If Fa Mu Lan is the swordswoman, the mother and the daughter are the words-women; even if they deploy different means, they fight against the same injustice and silence. Her reconciliation with her mother follows her recognition that her mother is also a fighter. In the finale of the chapter, on a visit to her aged-mother, who, like a physical indication of her accumulating experience and hard work, has become bigger as she grew older, and who finally accepts that "[her daughter] must go," the middle-aged daughter experiences a sense of both continuity and liberation simultaneously: "A weight lifted from me.

The world is somehow lighter. I am really a Dragon, as she is a Dragon, both of us born in dragon years. I am practically a first daughter of a first daughter" The chapter is told in the third person and it has a moral for Brave Orchid herself as well as all her daughters. Brave Orchid has been independent and assertive since the beginning. During the decade she was waiting for her husband to send for her, she uses the money he sends her to get medical training and later she builds up a successful career as a village doctor. Moon Orchid, on the other hand, is another silent woman who neither voices her own desires nor demands anything from her husband who "made her live like a widow" all through her life But she had never told him that she wanted to come to the United States.
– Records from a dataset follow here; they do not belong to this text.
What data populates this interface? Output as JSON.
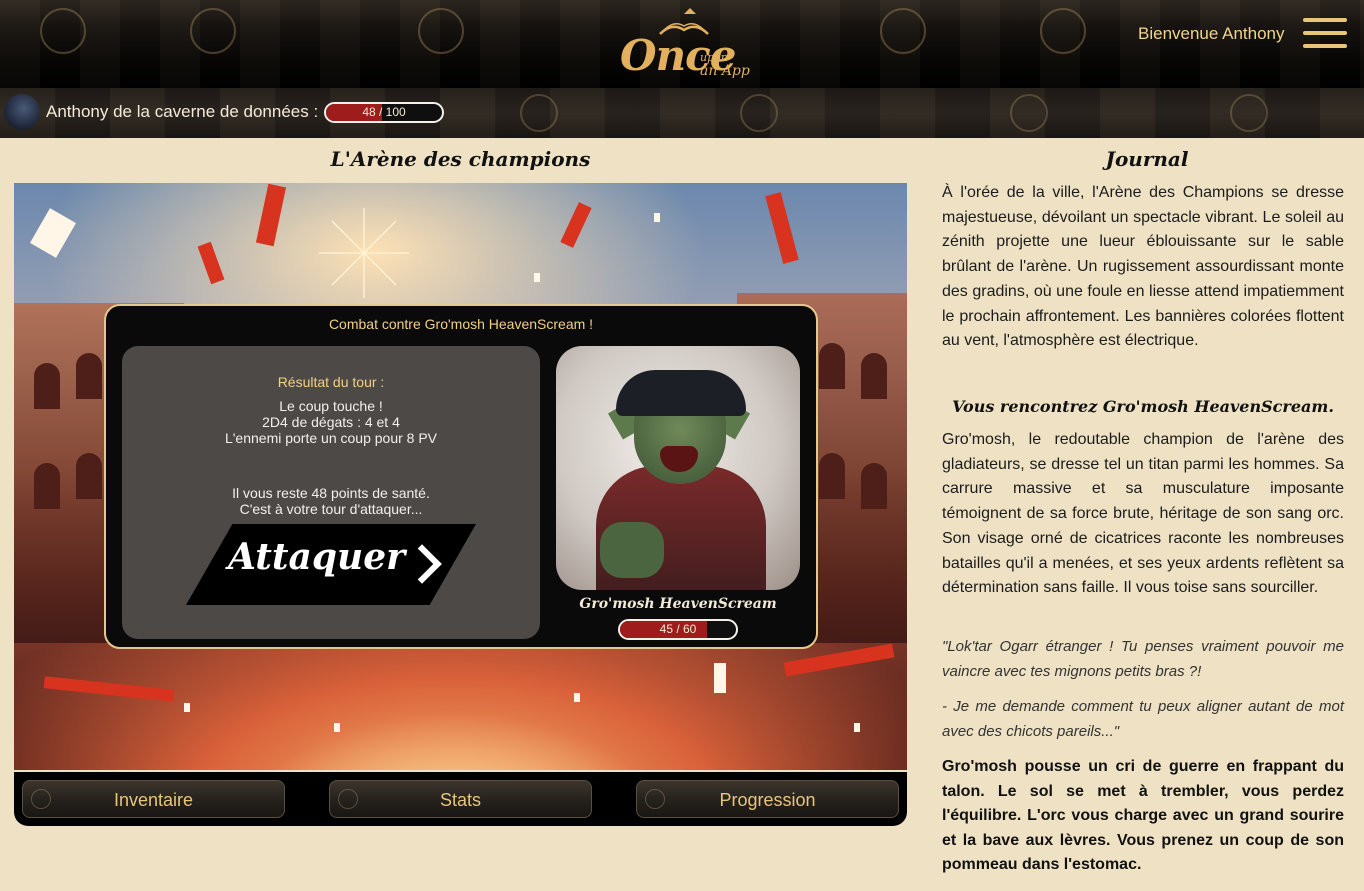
{
  "header": {
    "logo": {
      "word": "Once",
      "small_top": "upon",
      "small_bottom": "an App"
    },
    "welcome": "Bienvenue Anthony"
  },
  "player": {
    "name": "Anthony de la caverne de données :",
    "hp": {
      "current": 48,
      "max": 100,
      "label": "48 / 100"
    }
  },
  "arena": {
    "title": "L'Arène des champions",
    "combat": {
      "title": "Combat contre Gro'mosh HeavenScream !",
      "result_label": "Résultat du tour :",
      "result_lines": [
        "Le coup touche !",
        "2D4 de dégats : 4 et 4",
        "L'ennemi porte un coup pour 8 PV"
      ],
      "status_lines": [
        "Il vous reste 48 points de santé.",
        "C'est à votre tour d'attaquer..."
      ],
      "attack_label": "Attaquer",
      "enemy": {
        "name": "Gro'mosh HeavenScream",
        "hp": {
          "current": 45,
          "max": 60,
          "label": "45 / 60"
        }
      }
    }
  },
  "nav": {
    "inventory": "Inventaire",
    "stats": "Stats",
    "progression": "Progression"
  },
  "journal": {
    "title": "Journal",
    "intro": "À l'orée de la ville, l'Arène des Champions se dresse majestueuse, dévoilant un spectacle vibrant. Le soleil au zénith projette une lueur éblouissante sur le sable brûlant de l'arène. Un rugissement assourdissant monte des gradins, où une foule en liesse attend impatiemment le prochain affrontement. Les bannières colorées flottent au vent, l'atmosphère est électrique.",
    "subtitle": "Vous rencontrez Gro'mosh HeavenScream.",
    "description": "Gro'mosh, le redoutable champion de l'arène des gladiateurs, se dresse tel un titan parmi les hommes. Sa carrure massive et sa musculature imposante témoignent de sa force brute, héritage de son sang orc. Son visage orné de cicatrices raconte les nombreuses batailles qu'il a menées, et ses yeux ardents reflètent sa détermination sans faille. Il vous toise sans sourciller.",
    "quote1": "\"Lok'tar Ogarr étranger ! Tu penses vraiment pouvoir me vaincre avec tes mignons petits bras ?!",
    "quote2": "- Je me demande comment tu peux aligner autant de mot avec des chicots pareils...\"",
    "action": "Gro'mosh pousse un cri de guerre en frappant du talon. Le sol se met à trembler, vous perdez l'équilibre. L'orc vous charge avec un grand sourire et la bave aux lèvres. Vous prenez un coup de son pommeau dans l'estomac."
  }
}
She waited for him to suggest it, but he never did It was not that "Moon Orchid had misplaced herself" but it was Brave Orchid who had misplaced her when she manipulated her to leave her life in Hong Kong to come to America. Not only does the shaman of the previous chapter fail in healing her own sister but originally she is the one who causes her illness. When she attempts to impose Eastern mythology upon Western reality, she fails terribly and it is her sister Moon Orchid who dearly pays for it; instead of ending up "At the Western Palace" as intended by her elder sister, she ends up a mad woman at a mental asylum.

Coming to America as an old woman, Moon Orchid is not able to adopt her new "home" and survive its challenges. Moon Orchid comes to "the Western Palace" but she cannot reside there; neither can she replace her previous identity of the waiting wife with a valid new identity. Moon Orchid provides a negative but necessary role model for them.

Through Kingstons Struggle In The Woman Warrior complicated life, the narrator gained the strength, Kingstons Struggle In The Woman Warrior, and experience Katherine Patersons Lyddie Essay allowed her to overcome numerous obstacles. Kingstons Struggle In The Woman Warrior collage proves to be liberating Kingstons Struggle In The Woman Warrior Kinston. She knows she can never break away from one culture without having to completely abandon the other.